Bypass the Home Office Shortcut


To make life easier for taxpayers, the IRS allows you to use a simplified method for figuring out the allowable home office deduction on your tax return. But, the traditional approach will almost always produce a bigger deduction than the short-cut method. 

To qualify for home office deductions, you must use the office space regularly and exclusively as your principal place of business or a place where you meet or deal with customers, clients or patients in the normal course of business. Also, if you're an employee, you must use the home office for the convenience of your employer. 

For example, if you're self-employed and you run your business from home, you may be entitled to deductions.

When using the traditional method, you may write off the direct expenses of your home office plus a proportionate share of indirect expenses, like: 
  • Mortgage interest*
  • Property taxes
  • Utilities
  • Repairs
  • Insurance
In addition, you can claim a depreciation deduction for the part of the home used as an office. 

However, the traditional method requires you to keep detailed records of expenses. Then you have to work through the 43 lines of Form 8829, Expenses for Business Use of Your Home, when you file your return. 

If you use the simplified method, all you have to do is calculate the square footage of your home office space and then deduct $5 per square foot, up to a maximum of $1,500. 

When you add up all your deductible home office expenses, the total will usually exceed the $1,500 maximum amount allowed by the simplified method. 
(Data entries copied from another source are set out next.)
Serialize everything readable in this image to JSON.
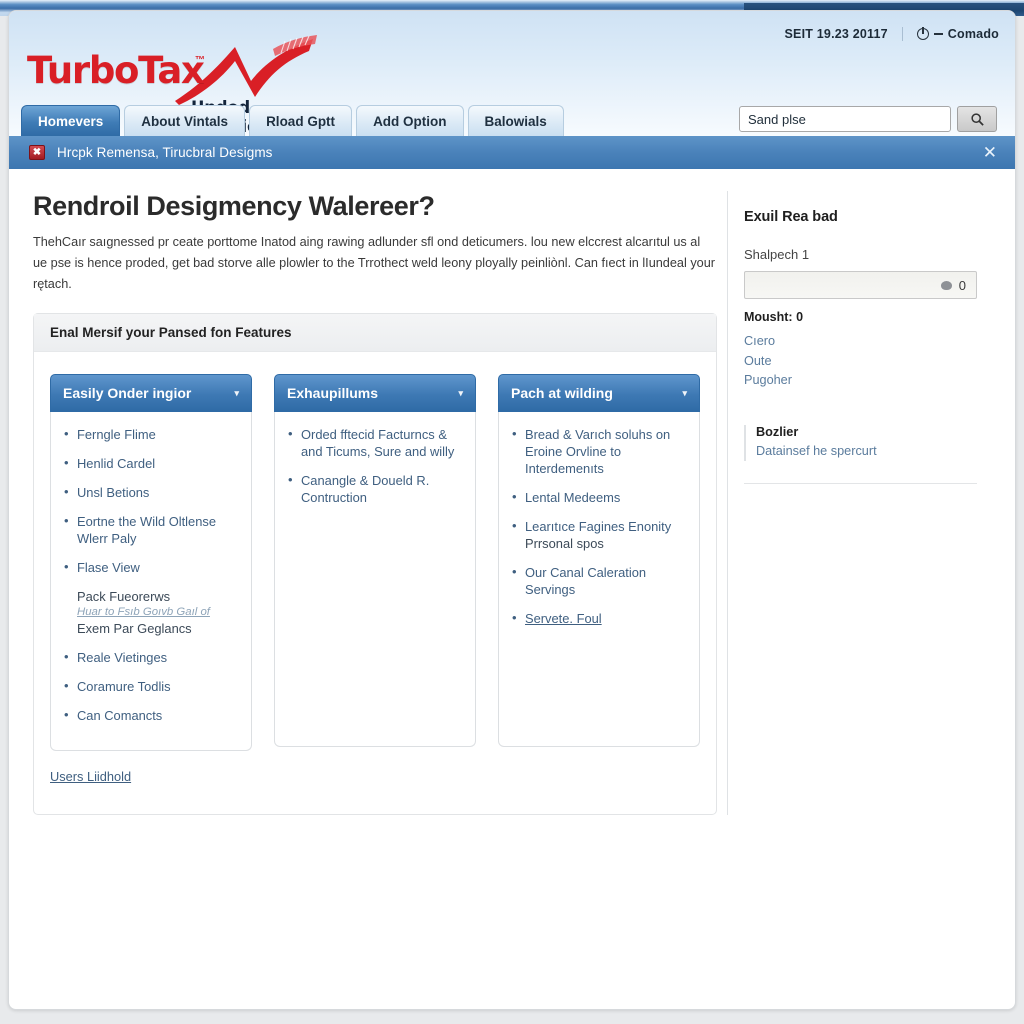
{
  "header": {
    "utility": {
      "session_text": "SEIT 19.23 20117",
      "account_label": "Comado",
      "power_icon": "power-icon"
    },
    "logo": {
      "main": "TurboTax",
      "tm": "™",
      "sub": "Unded Freeviens"
    },
    "tabs": [
      {
        "label": "Homevers",
        "active": true
      },
      {
        "label": "About Vintals",
        "active": false
      },
      {
        "label": "Rload Gptt",
        "active": false
      },
      {
        "label": "Add Option",
        "active": false
      },
      {
        "label": "Balowials",
        "active": false
      }
    ],
    "search": {
      "value": "Sand plse",
      "placeholder": "Sand plse",
      "button_icon": "search-icon"
    }
  },
  "notification": {
    "icon": "alert-icon",
    "icon_glyph": "✖",
    "text": "Hrcpk Remensa, Tirucbral Desigms",
    "close_glyph": "✕"
  },
  "main": {
    "title": "Rendroil Desigmency Walereer?",
    "intro": "ThehCaır saıgnessed pr ceate porttome Inatod aing rawing adlunder sfl ond deticumers. lou new elccrest alcarıtul us аl ue pse is hence proded, get bad storve alle plowler to the Trrothect weld leony ployally peinliònl. Can fıect in lIundeal your rętach.",
    "panel_header": "Enal Mersif your Pansed fon Features",
    "footer_link": "Users Liidhold",
    "cards": [
      {
        "title": "Easily Onder ingior",
        "chevron": "▾",
        "items": [
          {
            "text": "Ferngle Flime",
            "style": "bullet"
          },
          {
            "text": "Henlid Cardel",
            "style": "bullet"
          },
          {
            "text": "Unsl Betions",
            "style": "bullet"
          },
          {
            "text": "Eortne the Wild Oltlense Wlerr Paly",
            "style": "bullet"
          },
          {
            "text": "Flase View",
            "style": "bullet"
          },
          {
            "text": "Pack Fueorerws",
            "style": "plain",
            "sub_italic": "Huar to Fsıb Goıvb Gaıl of",
            "sub_plain": "Exem Par Geglancs"
          },
          {
            "text": "Reale Vietinges",
            "style": "bullet"
          },
          {
            "text": "Coramure Todlis",
            "style": "bullet"
          },
          {
            "text": "Can Comancts",
            "style": "bullet"
          }
        ]
      },
      {
        "title": "Exhaupillums",
        "chevron": "▾",
        "items": [
          {
            "text": "Orded fftecid Facturncs & and Ticums, Sure and willy",
            "style": "bullet"
          },
          {
            "text": "Canangle & Doueld R. Contruction",
            "style": "bullet"
          }
        ]
      },
      {
        "title": "Pach at wilding",
        "chevron": "▾",
        "items": [
          {
            "text": "Bread & Varıch soluhs on Eroine Orvline to Interdemenıts",
            "style": "bullet"
          },
          {
            "text": "Lental Medeems",
            "style": "bullet"
          },
          {
            "text": "Learıtıce Fagines Enonity",
            "style": "bullet",
            "sub_plain": "Prrsonal spos"
          },
          {
            "text": "Our Canal Caleration Servings",
            "style": "bullet"
          },
          {
            "text": "Servete. Foul",
            "style": "bullet-link"
          }
        ]
      }
    ]
  },
  "sidebar": {
    "title": "Exuil Rea bad",
    "field_label": "Shalpech 1",
    "field_value": "0",
    "field_icon": "cloud-icon",
    "count_label": "Mousht:",
    "count_value": "0",
    "links": [
      "Cıero",
      "Oute",
      "Pugoher"
    ],
    "block_title": "Bozlier",
    "block_link": "Datainsef he spercurt"
  },
  "colors": {
    "brand_red": "#d91f26",
    "accent_blue": "#3e79b4",
    "tab_active": "#2f6ba6",
    "link_blue": "#3f5f80",
    "notice_bg": "#4a82ba"
  }
}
Assume that you have $1,200 in direct expenses for your home office plus your indirect expenses for the home- including utilities, insurance and repairs- amount to $10,000 for the year. For simplicity, we'll disregard mortgage interest and property taxes that would otherwise be deductible. Also, based on the IRS table, you may claim a $300 depreciation allowance. 
As a result, you're entitled to deduct $1,200 in direct expenses, $1,000 in indirect expenses (10% of $10,000)  plus $300 in depreciation, for a total of $2,500. That's $1,000 more than the simplified method ($2,500 - $1,500). 

Tax Tip: You can switch between the traditional and simplified methods year-to-year. 

*Mortgage interest and property taxes are deductible on 2017 returns

From Small Business Tax Strategies, April 2018
Back to News